Tarantino is back, but this time his movie seems to be more of a slice-of-life genre rather than the gritty action to the likes of Inglorious Basterds or Django Unchained. Once Upon a Time in Hollywood is really a sort of homage to the old classic Hollywood back in their heydays in alternate timeline.
The film is directed by the famous Quentin Tarantino himself, along with plenty of A-star actors and others such as Leonardo DiCaprio, Brad Pitt, Margot Robbie, Emile Hirsch, Margaret Qualley, Timothy Olyphant, Austin Butler, Dakota Fanning, Bruce Dern, and Al Pacino. Now, let’s get down to the Once Upon a Time in Hollywood film review to see if can match its predecessors in terms of quality and storytelling!
The film has actually not much of a plot to speak of, as it relies on multiple perspectives of actors working in Hollywood, and also documenting their lives there sort of. But the main leads are actor Rick Dalton and his stunt double Cliff Booth, and it sees them going through rough period in their lives where their stardom is fading. What will happen?
Once Upon a Time in Hollywood Film Review
This film is once again a fine example of the management of expectations. If you’re expecting something along the lines of… Inglorious Basterds or Django Unchained then you will be sorely disappointed. This is much more along the lines of Pulp Fiction. A collection of moments instead of a very story driven plot. If I were to classify this film into a genre, it would be slice of life.
Does the story really even matter? I don’t think it does. But it is true that some Context might help you understand this film better. Charles Manson was the Head of a cult whose members had committed a gruesome multiple murder on some members of Hollywood High society one night. One of the murdered is Margot Robbie’s character, Sharon Tate. This bit of information serves to frame the ending of the movie better, give it more meaning and also to of course better give a reason for why she is in the movie at all.
Does the story really even matter? I don’t think it does

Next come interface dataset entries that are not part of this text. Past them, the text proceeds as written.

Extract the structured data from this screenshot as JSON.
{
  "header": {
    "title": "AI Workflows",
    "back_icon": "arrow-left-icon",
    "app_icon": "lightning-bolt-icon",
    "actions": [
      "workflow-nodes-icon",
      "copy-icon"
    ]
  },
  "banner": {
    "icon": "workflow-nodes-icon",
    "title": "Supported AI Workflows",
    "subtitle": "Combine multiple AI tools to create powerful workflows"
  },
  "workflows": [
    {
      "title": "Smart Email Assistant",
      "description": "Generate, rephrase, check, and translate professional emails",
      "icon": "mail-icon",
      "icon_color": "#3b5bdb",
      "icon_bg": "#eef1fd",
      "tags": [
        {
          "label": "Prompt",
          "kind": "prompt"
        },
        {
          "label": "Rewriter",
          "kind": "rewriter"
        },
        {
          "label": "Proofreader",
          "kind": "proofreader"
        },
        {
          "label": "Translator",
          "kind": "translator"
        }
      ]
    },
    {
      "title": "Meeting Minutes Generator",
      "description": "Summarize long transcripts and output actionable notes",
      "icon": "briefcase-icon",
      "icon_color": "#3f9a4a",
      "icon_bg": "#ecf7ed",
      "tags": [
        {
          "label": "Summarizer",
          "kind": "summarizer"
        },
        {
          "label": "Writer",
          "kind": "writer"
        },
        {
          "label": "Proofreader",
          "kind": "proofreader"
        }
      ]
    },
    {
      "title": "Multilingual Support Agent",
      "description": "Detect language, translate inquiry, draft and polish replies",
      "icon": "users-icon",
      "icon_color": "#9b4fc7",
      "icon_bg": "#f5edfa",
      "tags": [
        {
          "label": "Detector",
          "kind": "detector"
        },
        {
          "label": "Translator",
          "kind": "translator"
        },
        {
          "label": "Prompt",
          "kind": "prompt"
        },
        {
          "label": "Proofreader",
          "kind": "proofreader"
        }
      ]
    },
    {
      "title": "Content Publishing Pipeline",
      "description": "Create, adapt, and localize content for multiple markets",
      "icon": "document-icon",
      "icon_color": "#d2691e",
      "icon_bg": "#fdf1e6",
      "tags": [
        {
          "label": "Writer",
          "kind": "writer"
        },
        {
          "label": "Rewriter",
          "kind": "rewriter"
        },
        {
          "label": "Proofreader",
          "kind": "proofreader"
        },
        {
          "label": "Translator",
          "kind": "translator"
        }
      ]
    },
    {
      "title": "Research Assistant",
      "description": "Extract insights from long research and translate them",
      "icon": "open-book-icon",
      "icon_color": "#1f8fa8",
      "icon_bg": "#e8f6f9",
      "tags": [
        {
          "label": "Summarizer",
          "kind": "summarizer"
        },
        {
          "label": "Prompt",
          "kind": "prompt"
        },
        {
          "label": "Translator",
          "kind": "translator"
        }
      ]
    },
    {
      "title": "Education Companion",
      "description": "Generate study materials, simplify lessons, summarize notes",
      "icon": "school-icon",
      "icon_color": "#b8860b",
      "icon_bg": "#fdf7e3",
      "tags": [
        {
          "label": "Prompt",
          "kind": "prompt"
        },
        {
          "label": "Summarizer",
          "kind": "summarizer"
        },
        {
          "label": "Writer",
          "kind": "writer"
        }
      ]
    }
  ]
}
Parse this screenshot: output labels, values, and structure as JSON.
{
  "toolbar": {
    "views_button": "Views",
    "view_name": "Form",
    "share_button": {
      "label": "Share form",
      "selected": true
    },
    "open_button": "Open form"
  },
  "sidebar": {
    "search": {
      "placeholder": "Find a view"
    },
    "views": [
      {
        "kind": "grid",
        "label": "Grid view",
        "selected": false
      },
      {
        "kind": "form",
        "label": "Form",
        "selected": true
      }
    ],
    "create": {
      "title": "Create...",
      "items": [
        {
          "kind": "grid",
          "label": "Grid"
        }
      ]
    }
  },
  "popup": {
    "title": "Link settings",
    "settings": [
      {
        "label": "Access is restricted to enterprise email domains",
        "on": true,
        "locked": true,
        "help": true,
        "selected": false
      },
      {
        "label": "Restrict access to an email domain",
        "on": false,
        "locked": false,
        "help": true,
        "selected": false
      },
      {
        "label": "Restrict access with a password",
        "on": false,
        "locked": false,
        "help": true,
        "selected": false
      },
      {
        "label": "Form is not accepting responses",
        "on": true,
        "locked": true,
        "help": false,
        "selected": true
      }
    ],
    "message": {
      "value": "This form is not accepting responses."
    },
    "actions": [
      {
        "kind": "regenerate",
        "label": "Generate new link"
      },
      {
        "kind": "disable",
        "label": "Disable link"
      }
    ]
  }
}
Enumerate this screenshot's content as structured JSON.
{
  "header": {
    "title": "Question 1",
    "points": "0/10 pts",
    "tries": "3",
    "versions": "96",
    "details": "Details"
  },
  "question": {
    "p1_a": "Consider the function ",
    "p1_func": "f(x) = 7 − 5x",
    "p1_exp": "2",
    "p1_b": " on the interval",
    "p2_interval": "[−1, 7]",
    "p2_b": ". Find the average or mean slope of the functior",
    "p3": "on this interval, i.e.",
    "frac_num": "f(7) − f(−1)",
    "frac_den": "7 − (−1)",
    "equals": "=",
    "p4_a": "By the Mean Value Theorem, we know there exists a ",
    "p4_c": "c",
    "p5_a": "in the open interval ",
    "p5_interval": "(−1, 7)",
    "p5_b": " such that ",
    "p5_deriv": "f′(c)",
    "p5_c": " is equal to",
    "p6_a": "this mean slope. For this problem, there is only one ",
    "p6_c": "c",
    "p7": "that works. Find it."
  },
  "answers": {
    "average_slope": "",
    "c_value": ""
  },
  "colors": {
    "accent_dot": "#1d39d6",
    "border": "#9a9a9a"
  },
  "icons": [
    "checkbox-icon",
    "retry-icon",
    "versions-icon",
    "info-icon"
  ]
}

But the main bulk of the movie really isn’t about any of that, it’s pretty much about the daily life, shenanigans and relationship between the 2 main leads. One a Hollywood action star has-been struggling to get his career back on track and also at the same time coming to terms with the fact that he is a has-been. The other is his laid back, devil may care stuntman.
So if the story isn’t the point of this film? What is? Moments!
So if the story isn’t the point of this film? What is? Moments. This film is made up of scenarios that are supplemented by an amazing script by tarantino and some great fucking acting and improv of the actors. The film may not have a very….. Compelling plot but god dayum do some moments wow me. This isn’t an example of how to write compelling plot for your film but it is many good examples of how to film different kinds of scenes with different kinds of tones.
This film sort of reminded me of THE classic spaghetti Western “The good, the bad and the ugly”. In a sense that it too was very much a collection of very interesting, well shot and well acted scenarios strung together by a plot which may or may not have mattered. Of course, that film had a more cohesive and compelling plot and hence is a better film overall.
Is the sacrifice of good scenes better for the greater good of the overall plot even though you have boring moments in between?
But it does make me wonder, is the sacrifice of good scenes better for the greater good of the overall plot even though you have boring moments in between? Or is it perhaps better to make sure every single scene you shoot is an interesting scene but the overall plot ends up being nonsensical and maybe even inconsequential in the end?
Ultimately this film is a homage to the decadent and wacky Hollywood lifestyle of the 60s and 70s. It is a slice of life comedy.